Releasing an album, EP, or even a single the right way takes loads of planning and effort. First there’s the hard work of writing and recording music, and then there’s the tedious business of making sure your music gets heard through promotion efforts. But how can an artist stay productive during the inevitable downtime between releases? Try as you might, you can’t make music 100% of your waking life, but what you do with your time after a big music release will lay the creative foundation for your next musical endeavor. Here’s four tips for making your time between releases productive:

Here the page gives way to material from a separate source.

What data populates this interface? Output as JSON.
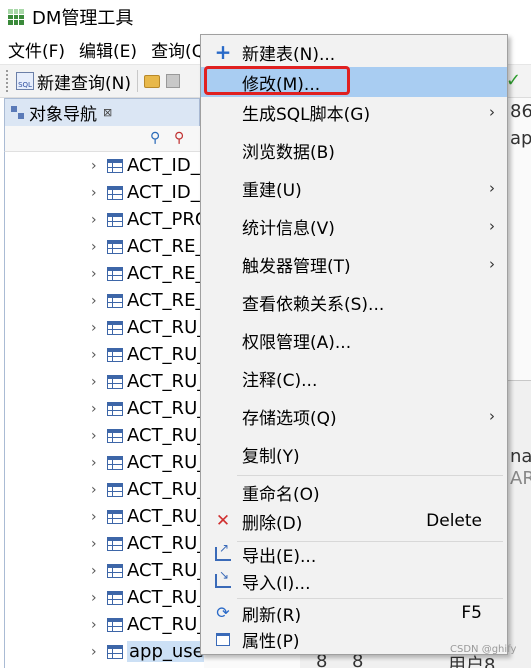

No matter how talented or experienced you are, there will always be room to grow and evolve in your work as a musician. Whether it’s vocal lessons or instruction aimed at helping you master a new instrument, taking music lessons during your creative downtime can bring lasting benefits. This applies to performers as well as songwriters. Sharpening musical skills or acquiring new ones through music lessons can help set you on a musical path you’ve never gone down before. It can be a little humbling to enroll in music lessons if you have years of experience and success under your belt, but humility is a trait many musicians can benefit from.

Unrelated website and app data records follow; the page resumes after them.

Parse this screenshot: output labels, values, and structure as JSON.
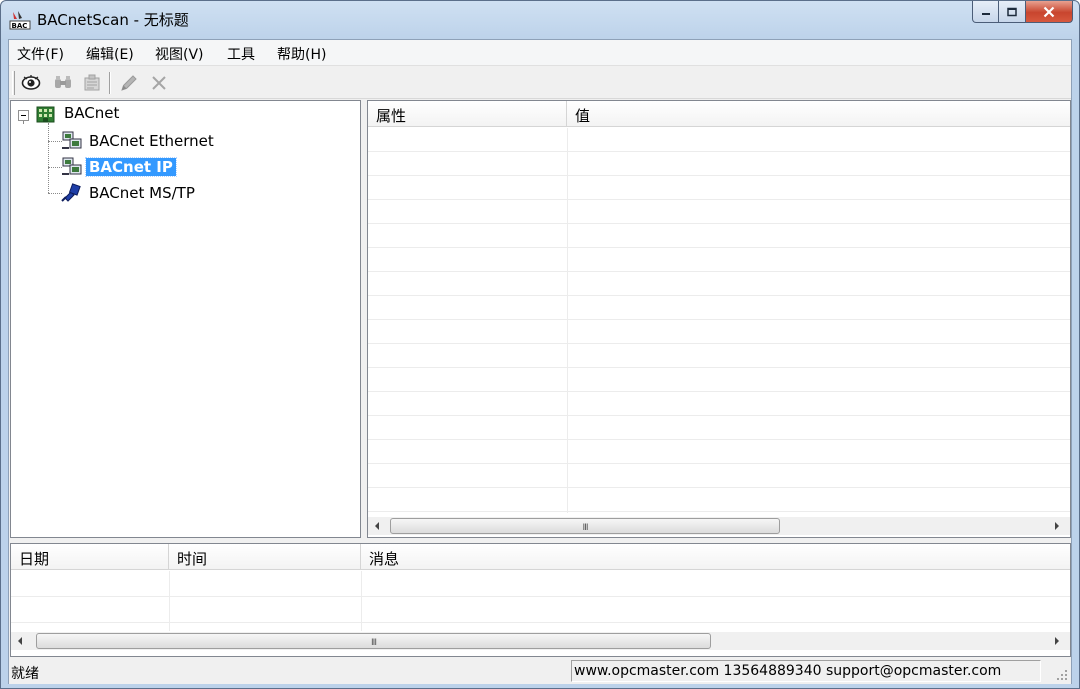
{
  "window": {
    "title": "BACnetScan - 无标题",
    "icon": "bac-app-icon",
    "caption": {
      "minimize": "minimize-icon",
      "maximize": "maximize-icon",
      "close": "close-icon"
    }
  },
  "menu": {
    "items": [
      {
        "label": "文件(F)"
      },
      {
        "label": "编辑(E)"
      },
      {
        "label": "视图(V)"
      },
      {
        "label": "工具"
      },
      {
        "label": "帮助(H)"
      }
    ]
  },
  "toolbar": {
    "buttons": [
      {
        "icon": "eye-icon",
        "enabled": true
      },
      {
        "icon": "binoculars-icon",
        "enabled": false
      },
      {
        "icon": "properties-icon",
        "enabled": false
      },
      {
        "icon": "pencil-icon",
        "enabled": false
      },
      {
        "icon": "delete-x-icon",
        "enabled": false
      }
    ]
  },
  "tree": {
    "root": {
      "label": "BACnet",
      "expanded": true,
      "icon": "building-icon"
    },
    "children": [
      {
        "label": "BACnet Ethernet",
        "icon": "network-icon",
        "selected": false
      },
      {
        "label": "BACnet IP",
        "icon": "network-icon",
        "selected": true
      },
      {
        "label": "BACnet MS/TP",
        "icon": "serial-port-icon",
        "selected": false
      }
    ]
  },
  "property_list": {
    "columns": [
      "属性",
      "值"
    ],
    "rows": []
  },
  "log": {
    "columns": [
      "日期",
      "时间",
      "消息"
    ],
    "rows": []
  },
  "status": {
    "left": "就绪",
    "right": "www.opcmaster.com 13564889340 support@opcmaster.com"
  },
  "colors": {
    "selection": "#3399ff",
    "close_button": "#c8452e",
    "frame": "#bcd2ea"
  }
}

Creative writing exercises
Focusing on creative writing during your musical downtime can help your music career whether you’re a lyricist or a heavy metal drummer. Both music and writing can be forms of creative communication, and funneling your creative energy into writing can shake loose musical ideas and give you a new perspective on your work. Exercises like free writing, writing continuously without concern for grammar, spelling, or content, helps break down a person’s creative and intellectual barriers to get to the core of their thoughts. What you create when you write won’t always directly translate to your music, but it can help clarify your feelings, inspire you, or lead you to themes you’ll later explore through your music.
Spend time alone out in nature
Being crammed in a van while touring or confined to a tiny music studio for weeks at a time can crush a musician’s soul. One of the best ways to recharge and find new musical inspiration is by going out into nature by yourself. Turn your phone off, leave your laptop at home, and be silent for a while somewhere scenic. You might find that you’re riddled with anxiety or intoxicated by what you find in your surroundings. There’s value in your experience no matter what it is. Instead of ignoring your feelings, try to lean into them and understand what they mean. Making time to do this can be a rejuvenating break from your music or the beginnings of your next creative effort.
It can be hard to tear yourself away from your musical routine if you’ve been hard at work on a project for an extended period of time. But making the effort to take care of yourself and grow as a musician during your downtime will help you as a musician and as a person.
Patrick McGuire is a writer, musician, and human man. He lives nowhere in particular, creates music under the name Straight White Teeth, and has a great affinity for dogs and putting his hands in his pockets.